She plays well with Ramsay’s son too. Played as the dumb-but-perfect kid by Cramer, he’s actually pretty annoying and I was 50/50 on whether I wanted him to die when he was inevitably targeted by Luther. I felt worse off for Lois getting deactivated after she was sabotaged than the potential of Bobby, a real human being, dying. That shows the level of characterization we’re dealing with here.
The design of the robots really lets this film down too. They’re just not cool, or even believable. Okay, the little acid squirting, self-destructing robot spiders are pretty creepy, but compare the overall look of this movie to the sophistication of The Terminator released the same year, and you’ll be amazed. Crichton apparently wasn’t interested in special effects, which is crazy when you’re making a sci-fi movie about a cop fighting robots. That’s like Spielberg not wanting to put too much effort into making the dinosaurs look good in Jurassic Park.
Crichton also says this isn’t a cautionary tale about technology. His insistence that this film wasn’t to humanize or satirize the robots may help Runaway stand apart from the likes of Terminator or Robocop. Maybe it really is about some cop overcoming his fear of heights? Perhaps it was more evident in the 80’s, but watching Runaway now and the radical divergence in technology our world has undergone is just so apparent that this movie can’t help but feel outdated and aged.
While atomisation has revolutionized many industries, it’s still primarily led and controlled by people. It’s still cheaper to get hobo kids to stitch up Nike trainers than getting robots involved. Yet Runaway future seems quaint, almost old fashioned purely down to the technology on display. Almost like how the original Star Trek feels silly due to its hilarious technological imagery. All those buttons and basic blinking lights. It’s too far removed from our touch-screens, OLEDs and the internet.
There is some stuff to get excited about though. Some of the camera work is really fun. Shot by John A Alonzo (the DP on classics like Vanishing Point, Blue Thunder, Chinatown and Scarface), you’re treated to the occasional flash of brilliance. I’m talking single-shot, Scorsese/Iñárritu sequences, crazy heat-seeking bullet POVs takes (the camera flying through shit like pipes and other tiny spaces – it must have been a pain in the ass to set up) and an absolutely nail-biting final sequence.
Set atop a high rise building site, Alonzo and Crichton really do key into Ramsay’s fear of heights. Selleck really sells it here too. Also to be noted is that this is famed composer Jerry Goldsmith’s first all-synth score. While it’s no Alien or Star Trek theme, it’s an interesting titbit nonetheless. Sadly there is no real delve into the future culture in Runaway.
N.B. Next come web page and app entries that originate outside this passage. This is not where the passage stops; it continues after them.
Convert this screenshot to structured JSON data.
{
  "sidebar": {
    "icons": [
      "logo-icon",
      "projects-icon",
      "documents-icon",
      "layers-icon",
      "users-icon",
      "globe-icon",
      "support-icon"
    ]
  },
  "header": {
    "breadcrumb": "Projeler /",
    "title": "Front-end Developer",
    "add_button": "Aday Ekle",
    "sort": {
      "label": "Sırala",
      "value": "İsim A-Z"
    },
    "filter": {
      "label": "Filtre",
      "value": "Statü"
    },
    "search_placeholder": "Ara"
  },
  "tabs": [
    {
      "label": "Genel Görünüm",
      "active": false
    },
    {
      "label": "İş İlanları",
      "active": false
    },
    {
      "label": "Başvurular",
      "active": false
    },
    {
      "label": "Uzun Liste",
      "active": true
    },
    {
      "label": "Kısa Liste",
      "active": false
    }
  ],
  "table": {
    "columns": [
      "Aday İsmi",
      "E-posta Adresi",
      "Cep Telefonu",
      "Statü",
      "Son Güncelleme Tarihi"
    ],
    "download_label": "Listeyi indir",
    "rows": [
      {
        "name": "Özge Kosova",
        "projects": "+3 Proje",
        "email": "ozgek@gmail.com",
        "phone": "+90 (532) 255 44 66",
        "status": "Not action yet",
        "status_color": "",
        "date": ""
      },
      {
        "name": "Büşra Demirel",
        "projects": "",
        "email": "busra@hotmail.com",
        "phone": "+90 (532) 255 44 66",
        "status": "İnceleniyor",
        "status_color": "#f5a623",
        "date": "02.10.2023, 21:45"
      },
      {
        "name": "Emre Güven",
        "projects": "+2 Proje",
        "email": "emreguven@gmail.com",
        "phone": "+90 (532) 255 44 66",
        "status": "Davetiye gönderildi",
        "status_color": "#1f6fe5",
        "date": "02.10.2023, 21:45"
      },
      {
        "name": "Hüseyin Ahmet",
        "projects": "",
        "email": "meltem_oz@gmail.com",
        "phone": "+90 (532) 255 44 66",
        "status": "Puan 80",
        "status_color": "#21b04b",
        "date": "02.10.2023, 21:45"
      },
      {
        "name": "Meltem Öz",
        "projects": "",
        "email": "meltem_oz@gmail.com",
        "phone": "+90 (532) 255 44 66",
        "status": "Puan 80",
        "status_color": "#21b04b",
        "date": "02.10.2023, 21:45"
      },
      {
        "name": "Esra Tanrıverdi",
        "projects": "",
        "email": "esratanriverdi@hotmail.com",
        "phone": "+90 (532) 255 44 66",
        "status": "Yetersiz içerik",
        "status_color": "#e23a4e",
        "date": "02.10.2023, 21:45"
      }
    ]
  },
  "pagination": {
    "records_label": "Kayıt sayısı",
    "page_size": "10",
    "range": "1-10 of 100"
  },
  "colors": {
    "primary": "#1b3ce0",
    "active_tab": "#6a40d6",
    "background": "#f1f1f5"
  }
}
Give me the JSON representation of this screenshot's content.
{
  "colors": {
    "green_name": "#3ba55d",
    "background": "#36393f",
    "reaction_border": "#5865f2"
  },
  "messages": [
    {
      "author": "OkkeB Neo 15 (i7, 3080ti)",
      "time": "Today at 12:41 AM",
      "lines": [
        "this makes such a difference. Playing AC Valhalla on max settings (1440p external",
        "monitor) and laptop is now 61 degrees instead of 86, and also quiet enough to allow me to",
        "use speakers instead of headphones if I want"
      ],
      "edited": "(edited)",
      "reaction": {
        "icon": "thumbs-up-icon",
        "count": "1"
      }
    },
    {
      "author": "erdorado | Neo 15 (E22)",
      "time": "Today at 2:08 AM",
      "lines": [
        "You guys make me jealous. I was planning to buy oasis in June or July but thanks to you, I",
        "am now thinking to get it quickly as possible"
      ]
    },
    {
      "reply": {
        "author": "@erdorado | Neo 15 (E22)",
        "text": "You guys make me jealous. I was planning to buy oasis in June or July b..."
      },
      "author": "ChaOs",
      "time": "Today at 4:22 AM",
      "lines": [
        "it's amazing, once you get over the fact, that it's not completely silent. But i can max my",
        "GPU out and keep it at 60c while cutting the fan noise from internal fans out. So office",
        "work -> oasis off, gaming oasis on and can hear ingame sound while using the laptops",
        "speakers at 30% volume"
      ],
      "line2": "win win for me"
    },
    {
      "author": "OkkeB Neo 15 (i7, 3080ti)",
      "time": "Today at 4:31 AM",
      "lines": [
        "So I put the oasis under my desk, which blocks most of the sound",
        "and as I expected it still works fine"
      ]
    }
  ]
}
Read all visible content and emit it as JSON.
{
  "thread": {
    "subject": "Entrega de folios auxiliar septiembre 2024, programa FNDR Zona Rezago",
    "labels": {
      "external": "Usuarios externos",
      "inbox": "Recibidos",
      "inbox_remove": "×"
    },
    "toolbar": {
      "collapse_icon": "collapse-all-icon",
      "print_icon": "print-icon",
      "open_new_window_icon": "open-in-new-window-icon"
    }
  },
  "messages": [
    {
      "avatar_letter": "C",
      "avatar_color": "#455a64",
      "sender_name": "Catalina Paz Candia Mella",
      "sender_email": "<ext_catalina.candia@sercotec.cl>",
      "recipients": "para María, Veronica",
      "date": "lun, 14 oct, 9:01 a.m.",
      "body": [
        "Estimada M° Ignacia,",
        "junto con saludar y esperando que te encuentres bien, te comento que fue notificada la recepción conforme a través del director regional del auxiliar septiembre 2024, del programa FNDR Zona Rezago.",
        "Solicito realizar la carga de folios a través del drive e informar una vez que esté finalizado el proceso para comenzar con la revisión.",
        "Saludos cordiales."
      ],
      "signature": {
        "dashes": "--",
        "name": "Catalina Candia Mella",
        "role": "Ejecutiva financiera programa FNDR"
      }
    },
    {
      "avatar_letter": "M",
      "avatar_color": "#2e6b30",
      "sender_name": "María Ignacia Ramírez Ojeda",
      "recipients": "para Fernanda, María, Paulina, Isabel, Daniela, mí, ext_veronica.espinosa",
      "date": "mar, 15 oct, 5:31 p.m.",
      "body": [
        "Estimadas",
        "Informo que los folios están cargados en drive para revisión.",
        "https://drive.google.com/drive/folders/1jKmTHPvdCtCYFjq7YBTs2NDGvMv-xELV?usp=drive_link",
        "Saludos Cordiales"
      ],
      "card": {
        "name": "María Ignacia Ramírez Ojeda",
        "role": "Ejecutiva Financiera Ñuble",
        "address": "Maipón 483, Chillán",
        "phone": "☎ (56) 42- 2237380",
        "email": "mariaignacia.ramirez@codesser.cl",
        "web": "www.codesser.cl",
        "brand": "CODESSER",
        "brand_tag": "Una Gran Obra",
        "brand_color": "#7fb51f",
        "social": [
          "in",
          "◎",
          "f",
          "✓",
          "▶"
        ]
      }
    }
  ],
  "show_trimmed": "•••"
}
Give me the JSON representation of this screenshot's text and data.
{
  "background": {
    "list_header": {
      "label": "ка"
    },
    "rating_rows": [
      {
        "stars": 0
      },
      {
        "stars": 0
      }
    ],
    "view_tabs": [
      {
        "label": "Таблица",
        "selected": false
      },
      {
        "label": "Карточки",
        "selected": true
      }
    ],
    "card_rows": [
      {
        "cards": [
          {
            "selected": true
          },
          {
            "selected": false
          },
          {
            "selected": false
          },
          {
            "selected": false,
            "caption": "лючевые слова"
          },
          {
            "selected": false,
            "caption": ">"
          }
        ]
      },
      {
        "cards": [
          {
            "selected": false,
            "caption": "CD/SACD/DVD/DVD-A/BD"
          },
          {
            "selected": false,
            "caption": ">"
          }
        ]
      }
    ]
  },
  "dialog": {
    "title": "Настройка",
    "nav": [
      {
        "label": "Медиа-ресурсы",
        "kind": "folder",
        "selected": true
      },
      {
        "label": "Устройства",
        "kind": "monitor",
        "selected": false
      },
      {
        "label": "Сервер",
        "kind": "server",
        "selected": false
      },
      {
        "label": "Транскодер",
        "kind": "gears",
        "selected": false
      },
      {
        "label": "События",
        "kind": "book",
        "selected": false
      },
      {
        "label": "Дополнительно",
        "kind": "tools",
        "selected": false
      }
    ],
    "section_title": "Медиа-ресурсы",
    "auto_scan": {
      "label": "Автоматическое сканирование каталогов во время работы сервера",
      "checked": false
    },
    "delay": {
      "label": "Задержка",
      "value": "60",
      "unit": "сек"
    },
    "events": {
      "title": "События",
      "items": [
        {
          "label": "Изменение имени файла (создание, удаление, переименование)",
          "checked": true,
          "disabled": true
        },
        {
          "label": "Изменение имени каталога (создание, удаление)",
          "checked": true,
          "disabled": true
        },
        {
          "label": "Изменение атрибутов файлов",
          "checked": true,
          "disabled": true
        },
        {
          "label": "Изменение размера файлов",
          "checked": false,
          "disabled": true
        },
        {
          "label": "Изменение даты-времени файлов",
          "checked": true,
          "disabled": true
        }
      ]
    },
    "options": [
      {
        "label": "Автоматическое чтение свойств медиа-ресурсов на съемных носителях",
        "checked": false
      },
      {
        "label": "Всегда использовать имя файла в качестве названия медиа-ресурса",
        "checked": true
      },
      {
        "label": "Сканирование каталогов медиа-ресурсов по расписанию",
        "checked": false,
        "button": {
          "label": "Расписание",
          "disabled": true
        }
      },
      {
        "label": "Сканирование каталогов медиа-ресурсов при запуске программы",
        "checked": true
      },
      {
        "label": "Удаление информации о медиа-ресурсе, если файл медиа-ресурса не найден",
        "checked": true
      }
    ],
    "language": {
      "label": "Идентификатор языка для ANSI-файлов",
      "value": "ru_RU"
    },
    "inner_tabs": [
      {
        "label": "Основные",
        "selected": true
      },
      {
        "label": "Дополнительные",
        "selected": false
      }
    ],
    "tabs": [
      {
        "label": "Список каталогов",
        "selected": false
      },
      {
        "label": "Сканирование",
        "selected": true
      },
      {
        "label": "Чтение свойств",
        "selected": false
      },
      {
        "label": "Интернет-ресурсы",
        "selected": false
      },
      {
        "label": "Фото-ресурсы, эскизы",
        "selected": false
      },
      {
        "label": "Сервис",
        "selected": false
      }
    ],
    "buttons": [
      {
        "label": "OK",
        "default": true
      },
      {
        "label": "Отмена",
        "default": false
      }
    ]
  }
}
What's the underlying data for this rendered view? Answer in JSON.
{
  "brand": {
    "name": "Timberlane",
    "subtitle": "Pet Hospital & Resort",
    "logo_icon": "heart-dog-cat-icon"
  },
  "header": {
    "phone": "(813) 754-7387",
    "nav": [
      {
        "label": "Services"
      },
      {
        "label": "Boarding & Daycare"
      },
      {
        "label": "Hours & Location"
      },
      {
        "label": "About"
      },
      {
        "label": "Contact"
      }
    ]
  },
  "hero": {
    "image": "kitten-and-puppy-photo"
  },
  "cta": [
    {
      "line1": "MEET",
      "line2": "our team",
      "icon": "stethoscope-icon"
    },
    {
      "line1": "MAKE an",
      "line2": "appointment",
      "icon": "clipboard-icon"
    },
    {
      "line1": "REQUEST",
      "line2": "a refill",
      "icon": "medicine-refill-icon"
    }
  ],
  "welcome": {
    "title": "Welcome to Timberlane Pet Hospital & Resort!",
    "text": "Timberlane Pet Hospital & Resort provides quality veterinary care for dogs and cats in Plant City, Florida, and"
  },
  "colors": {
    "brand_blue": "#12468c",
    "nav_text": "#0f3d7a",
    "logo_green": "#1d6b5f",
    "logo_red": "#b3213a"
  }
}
There’s no period specific music or sport like in Arena, or the phony commercials of Robocop. We don’t get much a sense of what the world is like outside of this story.
Some of the aforementioned contemporaries still retain a prescient, vital energy. You could only carbon date The Terminator via the imperfections in its special effects, formerly invisible in any format other than high def. The message still remains important and relevant (though to be fair, Linda Hamilton’s hair style is very ’80’s). That’s not the case with Runaway. It can’t escape how dated it now feels
Maybe it’s our modern cynical minds that so readily suspect that every piece of technology is somehow being subverted or monitored against our wishes for the benefit of shady rich benefactors. I mean, that IS what’s going on with most technology these days. For Runaway to make it the central angle of the story and to act like it’s a giant surprise damages it more than any lame robot prop every could.
Still, Tom Selleck is good here. He’s Magnum PI fighting robots. What did you expect? Get it watched.